It’d be nice if moving to an assisted living center could be boiled down to 10 easy steps. In truth, these all have multiple sub-steps. It’s a complicated process and can be uncomfortable at times.
Careful planning will help smooth the transition. Each person’s decision is unique, but if you’re just getting started for yourself or a loved one, consider these 10 steps. They’re not necessarily in the right order.
1. Understand the different types of living centers
You’ve got five basic types to pick from. Larger and more integrated facilities may include several of these.
- Retirement and independent living communities — These typically have a minimum age requirement, for example 55 and older. They offer no special health care services. Instead, they focus on providing a strong sense of community among people who want to enjoy retirement among peers.
- Lifeplan communities — Also called continuing care retirement communities, these places offer a high level of independence including a focus on camaraderie and activities plus a medical component. So if you need or want access to regular medical care, consider one of these.
- Assisted living — Assisted living is for people who can’t reasonably live alone. Some specialize in memory health support for people with Alzheimer’s or dementia.
- Skilled nursing — This is the highest level of ongoing care. People in skilled nursing facilities, also called nursing homes, may require round-the-clock care.
2. Talk to your medical provider
Your doctor may be your best ally in understanding what level of support you need, if any, when making choices about where to live. Remember that the decision is yours to make under the guidance of a medical professional. While you can be your own best advocate, a doctor can help you work through questions and steer you in the direction that’s best for your condition.
3. Talk to your support network
Do you have family or friends you can rely on regularly?
Get their take on what to do and recruit helpers. At the very least, moving out of your home might require a few yard sales and someone with a truck. You want the people whom you count on to be ready and included in your planning.
4. Evaluate your finances
How much you can afford will have a direct effect on your final decision. Since this element is so unique to each individual, we won’t spend a lot of time here.
Long-term care insurance can potentially open some doors for you if you start early enough. If you’re reading this now, for example, in your 40s or 50s, speak to a trusted financial advisor about the right plan for you.
REMEMBER: Medicare or Medicaid only kicks in after you’ve exhausted all your savings. To verify your benefits, ensure you speak to your funding sources directly.
5. Pick a neighborhood

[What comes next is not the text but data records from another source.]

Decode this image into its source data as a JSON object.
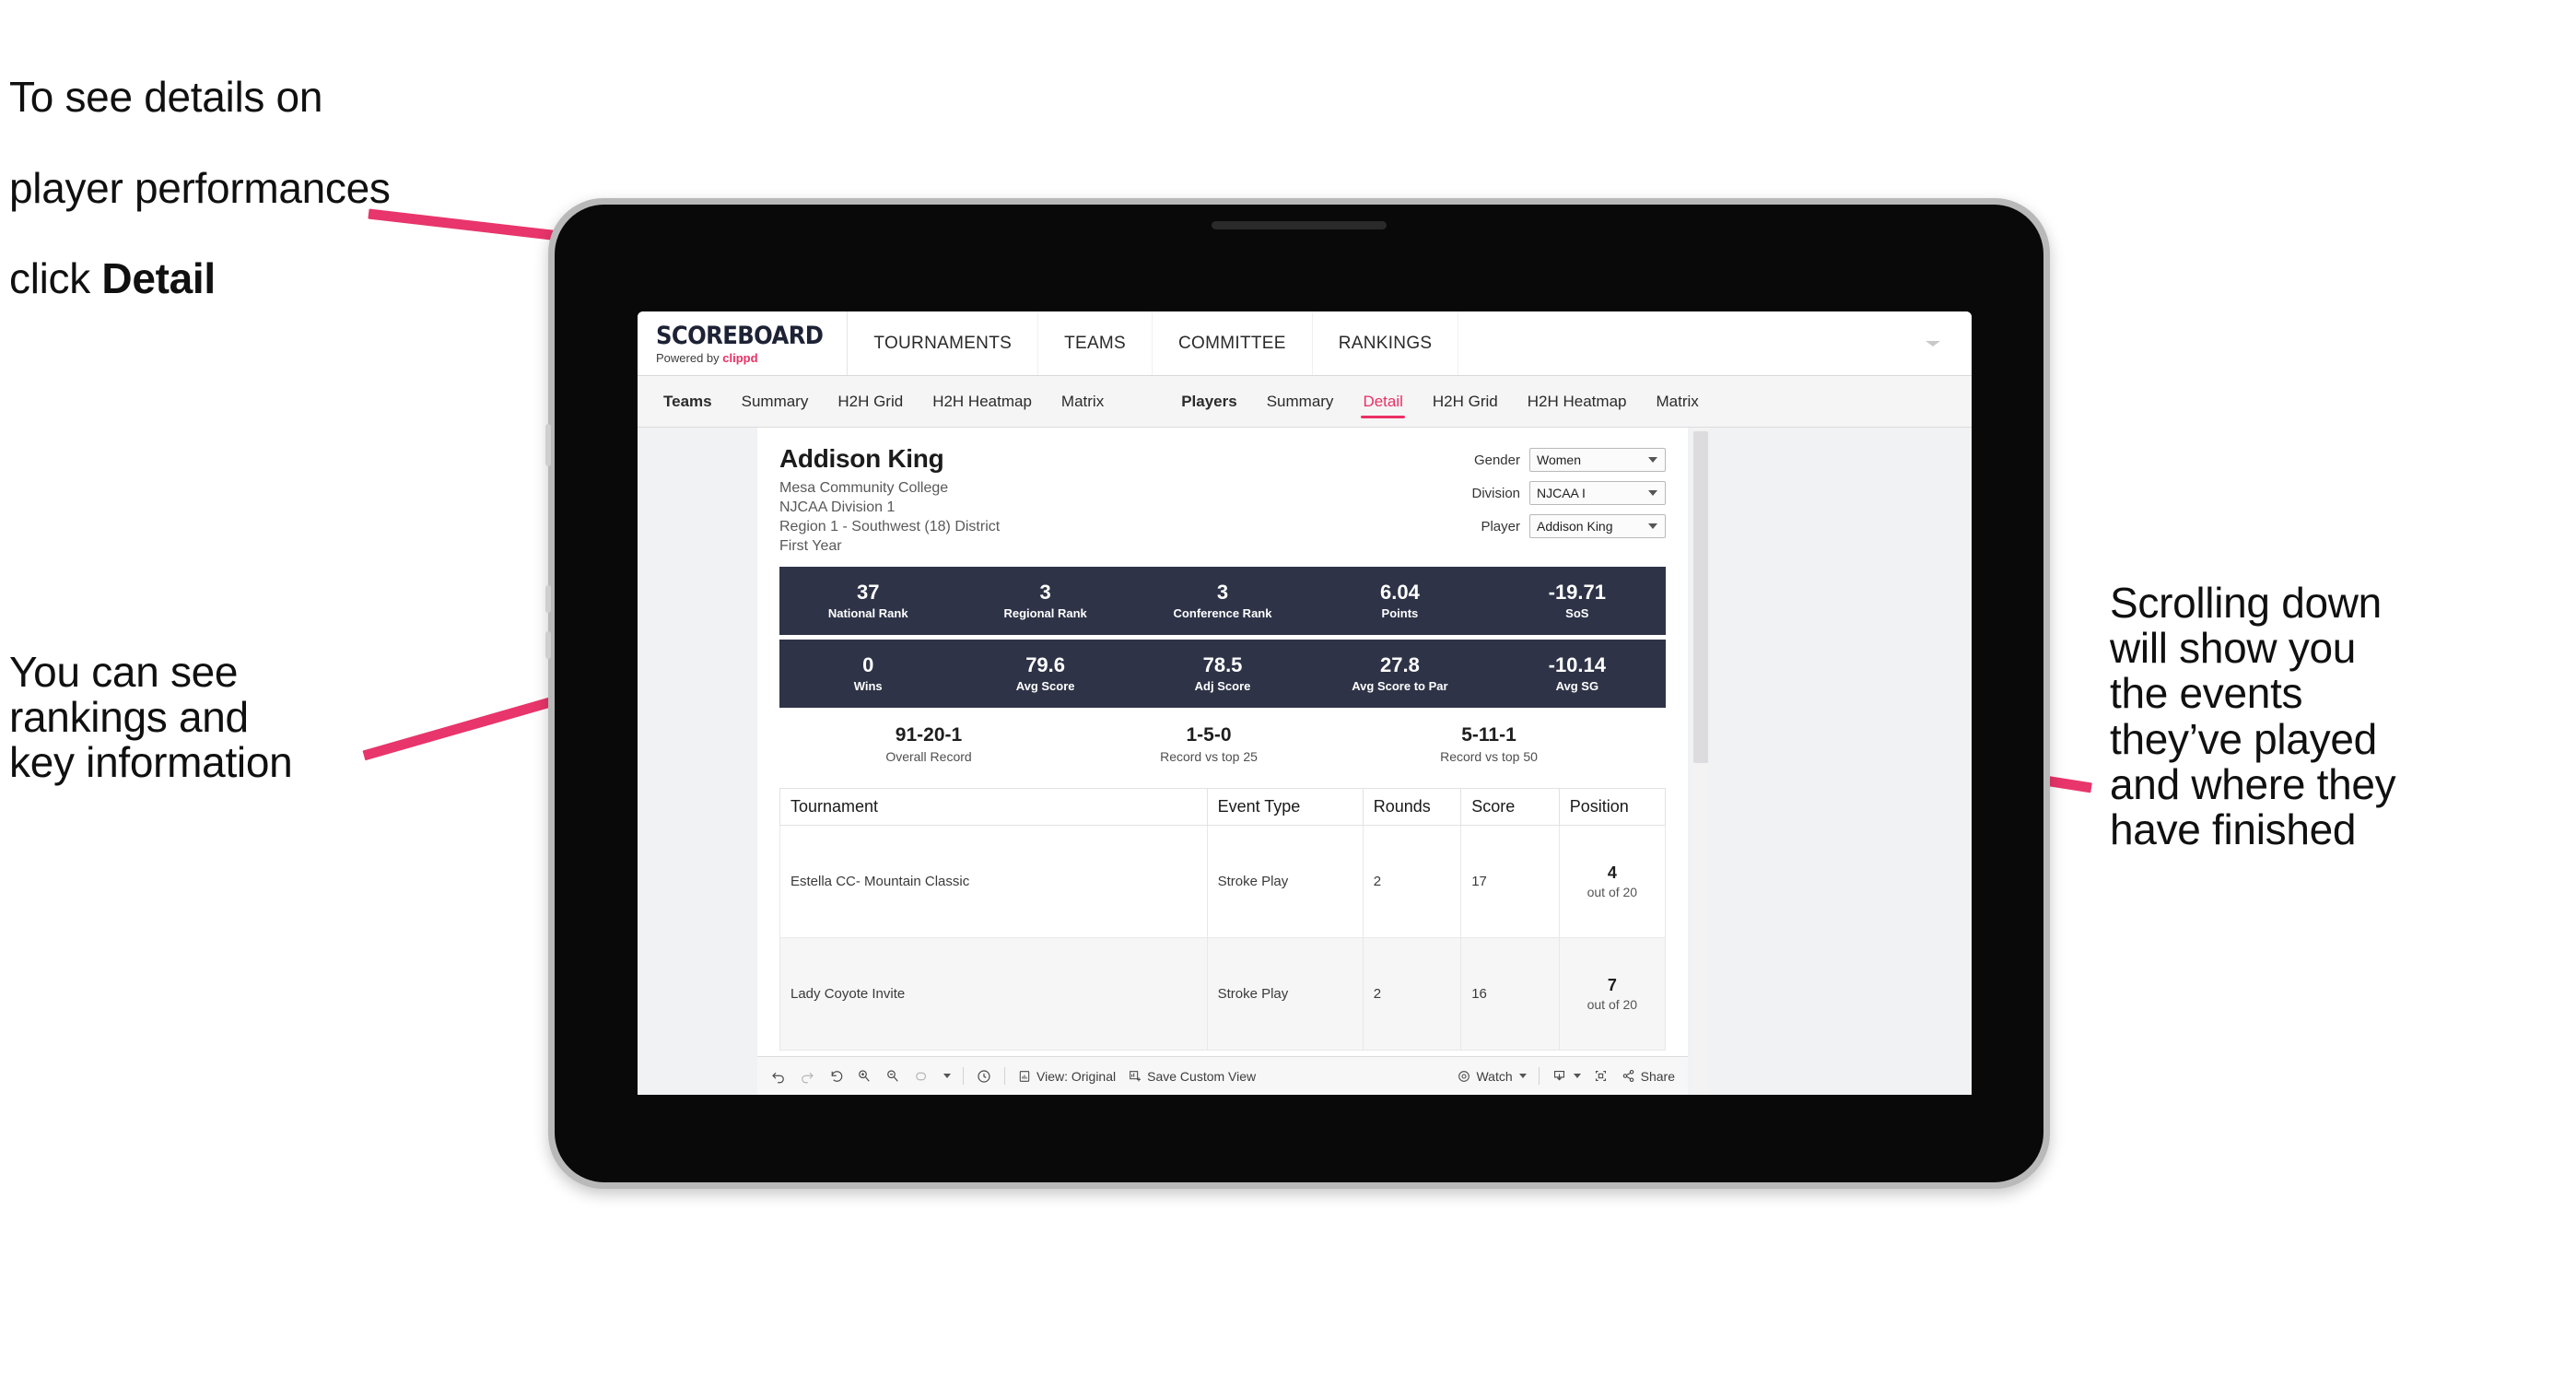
{
  "annotations": {
    "top_left_plain_1": "To see details on",
    "top_left_plain_2": "player performances",
    "top_left_plain_3": "click ",
    "top_left_bold": "Detail",
    "left": "You can see\nrankings and\nkey information",
    "right": "Scrolling down\nwill show you\nthe events\nthey’ve played\nand where they\nhave finished"
  },
  "colors": {
    "accent_pink": "#ec2f63",
    "stat_navy": "#2e3347",
    "arrow_pink": "#e8356b",
    "bezel_gray": "#b9b9b9",
    "screen_black": "#090909"
  },
  "app": {
    "brand": {
      "title": "SCOREBOARD",
      "powered_prefix": "Powered by ",
      "powered_name": "clippd"
    },
    "top_nav": [
      "TOURNAMENTS",
      "TEAMS",
      "COMMITTEE",
      "RANKINGS"
    ],
    "tabs_group_1": [
      {
        "label": "Teams",
        "lead": true,
        "active": false
      },
      {
        "label": "Summary",
        "lead": false,
        "active": false
      },
      {
        "label": "H2H Grid",
        "lead": false,
        "active": false
      },
      {
        "label": "H2H Heatmap",
        "lead": false,
        "active": false
      },
      {
        "label": "Matrix",
        "lead": false,
        "active": false
      }
    ],
    "tabs_group_2": [
      {
        "label": "Players",
        "lead": true,
        "active": false
      },
      {
        "label": "Summary",
        "lead": false,
        "active": false
      },
      {
        "label": "Detail",
        "lead": false,
        "active": true
      },
      {
        "label": "H2H Grid",
        "lead": false,
        "active": false
      },
      {
        "label": "H2H Heatmap",
        "lead": false,
        "active": false
      },
      {
        "label": "Matrix",
        "lead": false,
        "active": false
      }
    ]
  },
  "player": {
    "name": "Addison King",
    "school": "Mesa Community College",
    "division": "NJCAA Division 1",
    "region": "Region 1 - Southwest (18) District",
    "year": "First Year"
  },
  "filters": [
    {
      "label": "Gender",
      "value": "Women"
    },
    {
      "label": "Division",
      "value": "NJCAA I"
    },
    {
      "label": "Player",
      "value": "Addison King"
    }
  ],
  "stats_row_1": [
    {
      "value": "37",
      "label": "National Rank"
    },
    {
      "value": "3",
      "label": "Regional Rank"
    },
    {
      "value": "3",
      "label": "Conference Rank"
    },
    {
      "value": "6.04",
      "label": "Points"
    },
    {
      "value": "-19.71",
      "label": "SoS"
    }
  ],
  "stats_row_2": [
    {
      "value": "0",
      "label": "Wins"
    },
    {
      "value": "79.6",
      "label": "Avg Score"
    },
    {
      "value": "78.5",
      "label": "Adj Score"
    },
    {
      "value": "27.8",
      "label": "Avg Score to Par"
    },
    {
      "value": "-10.14",
      "label": "Avg SG"
    }
  ],
  "records": [
    {
      "value": "91-20-1",
      "label": "Overall Record"
    },
    {
      "value": "1-5-0",
      "label": "Record vs top 25"
    },
    {
      "value": "5-11-1",
      "label": "Record vs top 50"
    }
  ],
  "table": {
    "headers": [
      "Tournament",
      "Event Type",
      "Rounds",
      "Score",
      "Position"
    ],
    "rows": [
      {
        "tournament": "Estella CC- Mountain Classic",
        "event_type": "Stroke Play",
        "rounds": "2",
        "score": "17",
        "position_num": "4",
        "position_of": "out of 20"
      },
      {
        "tournament": "Lady Coyote Invite",
        "event_type": "Stroke Play",
        "rounds": "2",
        "score": "16",
        "position_num": "7",
        "position_of": "out of 20"
      }
    ]
  },
  "toolbar": {
    "view_label": "View: Original",
    "save_label": "Save Custom View",
    "watch_label": "Watch",
    "share_label": "Share",
    "icons": [
      "undo-icon",
      "redo-icon",
      "revert-icon",
      "zoom-in-icon",
      "zoom-out-icon",
      "pan-icon",
      "history-icon",
      "view-original-icon",
      "save-view-icon",
      "watch-icon",
      "download-icon",
      "device-icon",
      "share-icon"
    ]
  }
}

Narrowing your search to a geographic area will help you parse out the specific community you want to live in. Think about how far or close you need the people in your life to be.
Ultimately, remember it’s your choice. If it’s financially and otherwise reasonable, go where it makes you happiest. Just because you’re entering a retirement community or assisted living center, it doesn’t mean you have to quit adventuring.
If you’ve always dreamed of living near the Pacific Coast, at least explore whether going there is an option. Your family members may grumble at the distance, but they’ll come around.
On the other hand, if family and your people are most important to you, try to keep the distance short.
6. Build a list of all the living centers in your neighborhood
This part should be pretty easy, thanks to the internet. Just key in the type of living center into a new Google search and add “near Santa Barbara” or “near Cape Cod” or “near Chicago” — wherever you want to go!
Watch out for the ones marked “Ad” at the top of the search results. Somebody paid for that spot. You generally want to click the search results that come up naturally; it’s not always the case, but those tend to be more trustworthy.
You can also use a website like assistedliving.org to find precisely the type of living center you want, down to whether it has a library or not. We’ll have more ideas about picking the facility below.
7. Check out the reviews
They’re not the ultimate guide, but public reviews offer some perspective on what life might be like.
Your state’s rating system for assisted living facilities might also get you closer to a decision. Check with your state’s health and human services department for guidance there.
The Centers for Medicare and Medicaid Services’ Care Compare tool shows you five-star ratings based on health inspections and staffing. The ratings also include data on vaccination rates and whether the facilities have been penalized.
8. Plan to tour the assisted living centers on your list
Never decide to move somewhere without seeing the place first. This goes without saying. Take a tour, try the food, lay down on a bed, try the bathrooms. This is going to be your home — possibly indefinitely. Make sure you like it.
9. Decide what you’ll do with your old house
Are you leaving the family homestead behind? For financial reasons, you may wind up selling it.
If you’re fortunate enough to keep it in the family, make sure your family understands your wishes for the place. It will make the task of managing it much easier if you’re clear at the outset and have a plan that everyone agrees to.
10. Speak to a financial advisor
This advice perhaps belongs higher up in the list. If you’ve accumulated any wealth in your lifetime, either real estate or otherwise, find a trusted expert for guidance on how to manage it properly and protect it.
With the right amount of planning and deliberate moves, you can find an assisted living center that makes you feel safe, supported and connected. As always, please be sure to consult with the appropriate professional(s) before making a decision.